5. Focus routine

To complete a task, whether it be a simple or a more complex one, you need to concentrate on it and give it 100% of your attention. If you don’t, the result won’t be as good as it could be or, even worse, there will be no result because you will give up halfway through due to distractions and losing focus.

So before getting to work, spend some time on your focus routine. Make it a kind of a quick ritual: turn off the phone, close the applications that can distract you, ask your colleagues not to disturb you for certain time and decide how much time you want/need to work. It is a good idea to create a sense of urgency as well. You might do this by setting a clock or working in a standing position.

6. Saying “no” routine

Once you’ve talked to your boss, colleagues, and family about your priorities, it should be much easier to count on their understanding and respect for your time.

Learn to say “no” to low priority activities regardless of whether they are part of your own to-do list or come from another person. Saying yes when you need to say no causes burnouts.

If someone’s query doesn’t match your goals, don’t be afraid to refuse. Honesty is the best policy. Setting the limits is absolutely fine, and if someone gets angry due to your refusal, it’s his or her problem. You have the right to say “no” if you feel it is possible in this particular situation. You do yourself and the person making the request a disservice by saying yes all of the time.

7. Finish-what-you-start habit

Single handling requires that once you begin, you keep working at your task, without diversion or distraction, until the job is 100% done. Try to keep urging yourself onward by repeating the words “Back to work!” over and over whenever you are tempted to stop or do something else.

By giving a task your full attention, you can reduce the time required to complete it by 50%! It has been estimated that the stopping and then restarting a task can extend the completion time even by 500%. It’s obvious, every time you return to a task you have to familiarize yourself with where you were, regain your focus and rhythm….
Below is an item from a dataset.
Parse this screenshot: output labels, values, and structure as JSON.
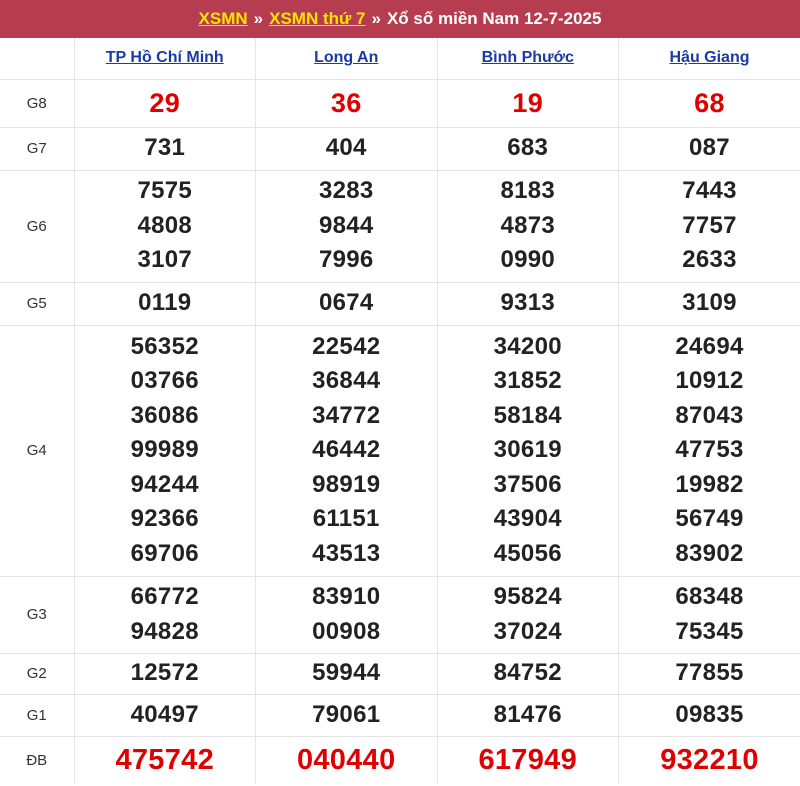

So, do everything (practice it and make it your habit) to finish what you start. Otherwise you will get demotivated and feel non-productive. Completing every task you begin will help you close the loops that drain your energy. To be sure you can achieve it, always divide your tasks into small steps and use the S.M.A.R.T. rule.

8. Reward habit

I know there are two different theories regarding rewards and whether they work or not. I’d suggest you try to reward yourself for your motivation and hard work anyway.

Plan and visualize the reward before you start working. Think of reasonable prizes that won’t take too much of your time and that will be really pleasant but also objectively good for you. It might be reading or watching something worthwhile, exercising, chatting to someone you really like and respect, listening to a good piece of music, etc. I wouldn’t “waste” my reward-time on browsing Facebook posts idly or something.

You might use this Nozbe.how template to make my article even more actionable and have the anti-procrastination steps listed within just a couple of clicks.

Photo: Flickr/fredwlangjr CC BY 2.0

Magda blaszczyk

Magda Błaszczyk

Productive! Magazine editor, Nozbe COO and assistant to Michael Slwinski.